EXERCISE
Every record is to be copied unchanged, except that its pictures are removed.

++++++

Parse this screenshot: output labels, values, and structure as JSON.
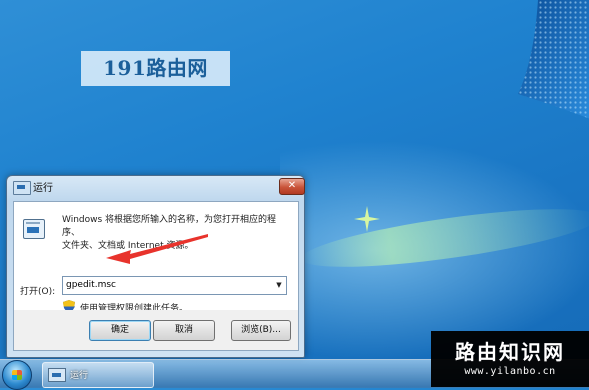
{
  "watermark_top": "191路由网",
  "dialog": {
    "title": "运行",
    "close_symbol": "✕",
    "description_line1": "Windows 将根据您所输入的名称，为您打开相应的程序、",
    "description_line2": "文件夹、文档或 Internet 资源。",
    "open_label": "打开(O):",
    "input_value": "gpedit.msc",
    "admin_note": "使用管理权限创建此任务。",
    "buttons": {
      "ok": "确定",
      "cancel": "取消",
      "browse": "浏览(B)..."
    }
  },
  "taskbar": {
    "running_app_label": "运行"
  },
  "watermark_br": {
    "title": "路由知识网",
    "url": "www.yilanbo.cn"
  },
  "colors": {
    "desktop": "#1f82cf",
    "arrow": "#e8332c",
    "close_button": "#c9543a"
  },
  "icons": [
    "run-icon",
    "close-icon",
    "uac-shield-icon",
    "dropdown-arrow-icon",
    "windows-start-icon"
  ]
}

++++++

TASK ANSWER
Parse this screenshot: output labels, values, and structure as JSON.
{
  "watermark_top": "191路由网",
  "dialog": {
    "title": "运行",
    "close_symbol": "✕",
    "description_line1": "Windows 将根据您所输入的名称，为您打开相应的程序、",
    "description_line2": "文件夹、文档或 Internet 资源。",
    "open_label": "打开(O):",
    "input_value": "gpedit.msc",
    "admin_note": "使用管理权限创建此任务。",
    "buttons": {
      "ok": "确定",
      "cancel": "取消",
      "browse": "浏览(B)..."
    }
  },
  "taskbar": {
    "running_app_label": "运行"
  },
  "watermark_br": {
    "title": "路由知识网",
    "url": "www.yilanbo.cn"
  },
  "colors": {
    "desktop": "#1f82cf",
    "arrow": "#e8332c",
    "close_button": "#c9543a"
  },
  "icons": [
    "run-icon",
    "close-icon",
    "uac-shield-icon",
    "dropdown-arrow-icon",
    "windows-start-icon"
  ]
}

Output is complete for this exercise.